Our human relationship to the growing thinkers in our care is critical work. Being a person who shows up to talk about the hard and challenging topics from pandemic to police brutality, is the key to helping them make sense of the world. It helps us raise young people who question, stay curious, practice self-care, develop their own voice and engage with the issues of this time. The duality of media literacy and the humanity to go with it, is one of the greatest tools for safety, security, social and emotional intelligence and well-being we can give our children.

This job is as big as it is important. It is not a box to check, but a process that doesn’t end. Here are a few ways to start:

  1. Adults Engage: It’s up to the adults to address, educate & process our own feelings, experiences & beliefs so we can bring fully formed - yet dynamic - self-knowledge, self-development & self-understanding to our family system.
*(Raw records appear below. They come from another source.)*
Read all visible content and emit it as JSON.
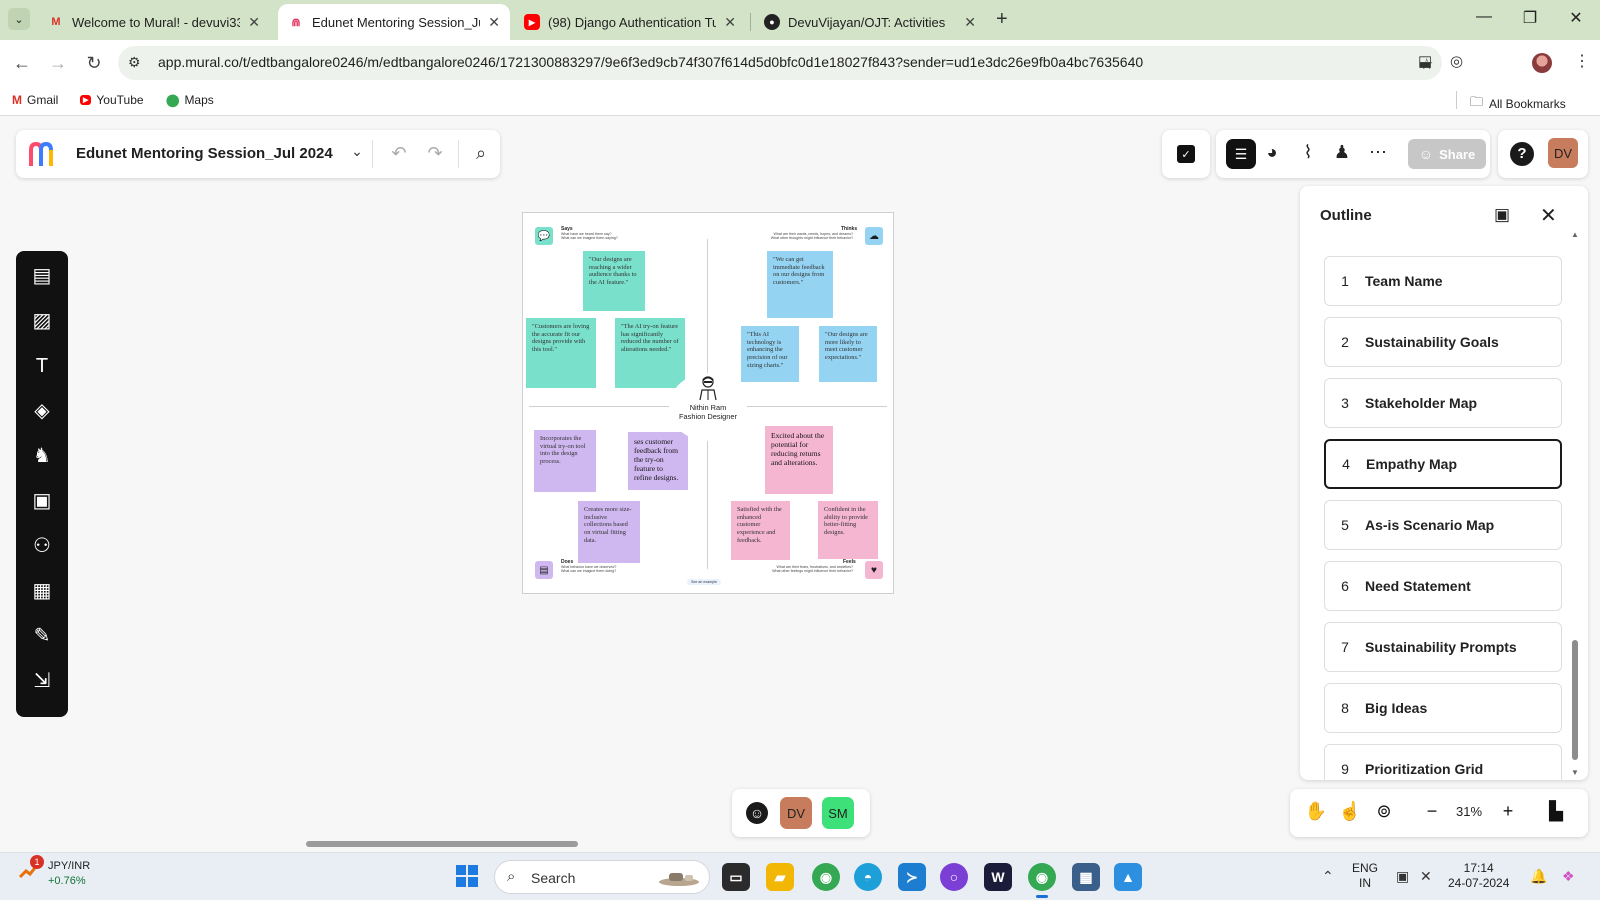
{
  "browser": {
    "tabs": [
      {
        "title": "Welcome to Mural! - devuvi338",
        "favicon": "gmail-icon",
        "active": false
      },
      {
        "title": "Edunet Mentoring Session_Jul 2",
        "favicon": "mural-icon",
        "active": true
      },
      {
        "title": "(98) Django Authentication Tuto",
        "favicon": "youtube-icon",
        "active": false
      },
      {
        "title": "DevuVijayan/OJT: Activities",
        "favicon": "github-icon",
        "active": false
      }
    ],
    "url": "app.mural.co/t/edtbangalore0246/m/edtbangalore0246/1721300883297/9e6f3ed9cb74f307f614d5d0bfc0d1e18027f843?sender=ud1e3dc26e9fb0a4bc7635640",
    "bookmarks": [
      {
        "label": "Gmail",
        "icon": "gmail-icon"
      },
      {
        "label": "YouTube",
        "icon": "youtube-icon"
      },
      {
        "label": "Maps",
        "icon": "maps-icon"
      }
    ],
    "all_bookmarks": "All Bookmarks"
  },
  "mural": {
    "board_title": "Edunet Mentoring Session_Jul 2024",
    "share_label": "Share",
    "user_initials": "DV",
    "zoom": "31%",
    "collaborators": [
      {
        "initials": "DV",
        "color": "#c77d5d"
      },
      {
        "initials": "SM",
        "color": "#3ee07a"
      }
    ]
  },
  "board": {
    "quadrants": {
      "says": {
        "label": "Says",
        "sub": "What have we heard them say?\nWhat can we imagine them saying?"
      },
      "thinks": {
        "label": "Thinks",
        "sub": "What are their wants, needs, hopes, and dreams?\nWhat other thoughts might influence their behavior?"
      },
      "does": {
        "label": "Does",
        "sub": "What behavior have we observed?\nWhat can we imagine them doing?"
      },
      "feels": {
        "label": "Feels",
        "sub": "What are their fears, frustrations, and anxieties?\nWhat other feelings might influence their behavior?"
      }
    },
    "persona": {
      "name": "Nithin Ram",
      "role": "Fashion Designer"
    },
    "stickies": {
      "s1": "\"Our designs are reaching a wider audience thanks to the AI feature.\"",
      "s2": "\"Customers are loving the accurate fit our designs provide with this tool.\"",
      "s3": "\"The AI try-on feature has significantly reduced the number of alterations needed.\"",
      "t1": "\"We can get immediate feedback on our designs from customers.\"",
      "t2": "\"This AI technology is enhancing the precision of our sizing charts.\"",
      "t3": "\"Our designs are more likely to meet customer expectations.\"",
      "d1": "Incorporates the virtual try-on tool into the design process.",
      "d2": "ses customer feedback from the try-on feature to refine designs.",
      "d3": "Creates more size-inclusive collections based on virtual fitting data.",
      "f1": "Excited about the potential for reducing returns and alterations.",
      "f2": "Satisfied with the enhanced customer experience and feedback.",
      "f3": "Confident in the ability to provide better-fitting designs."
    },
    "footer": "See an example"
  },
  "outline": {
    "title": "Outline",
    "items": [
      {
        "num": "1",
        "label": "Team Name"
      },
      {
        "num": "2",
        "label": "Sustainability Goals"
      },
      {
        "num": "3",
        "label": "Stakeholder Map"
      },
      {
        "num": "4",
        "label": "Empathy Map"
      },
      {
        "num": "5",
        "label": "As-is Scenario Map"
      },
      {
        "num": "6",
        "label": "Need Statement"
      },
      {
        "num": "7",
        "label": "Sustainability Prompts"
      },
      {
        "num": "8",
        "label": "Big Ideas"
      },
      {
        "num": "9",
        "label": "Prioritization Grid"
      }
    ],
    "active_index": 3
  },
  "taskbar": {
    "ticker_symbol": "JPY/INR",
    "ticker_change": "+0.76%",
    "notification_count": "1",
    "search_placeholder": "Search",
    "lang_1": "ENG",
    "lang_2": "IN",
    "time": "17:14",
    "date": "24-07-2024"
  }
}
The more we know about ourselves and the issues, the better we can prepare and support our children.
  2. Set The Space: Build the muscle of opening doors on tough topics. Our reactions and responses to issues send a strong message to our teens about what is ok and not ok to talk about. Reflect on the rise of your own emotions so that issues that shut you down, can work to stay open (in mind and heart) during safe but hard conversations.
  3. Regular Debriefings: When the adults have the knowledge and awareness and the space has been set, regular debriefings become a natural part of the scaffolding towards digital health and well-being. We can intentionally discuss stories, answer questions, share our points of view and talk about the tough stuff that comes across our screens.
  4. Mindful Breaks: Engaged families know that deliberate time and space away from screens is part of being a tech healthy family. Being physically and emotionally present for friends and family (minding pandemic protocol) with our full attention, working on projects, hobbies and activities that matter to us, moving our bodies or getting fresh air, sleep and healthy eating support our personal regulation and well-being.
  5. Push & Pull: Questioning, probing and curiosity are cornerstones of media health and family modeling. Showing our kids we can hold space for new thinking and ideas, while also holding to our values and belief systems can develop a strong sense of self on and away from the screens.

Written by

Janell Burley Hofmann

Janell Burley Hofmann is the author of iRules: What Every Tech Healthy Family Needs to Know, International Speaker, Facilitator and Consultant. Founder of iRules Academy & The Slow Tech Movement. Mother of Five.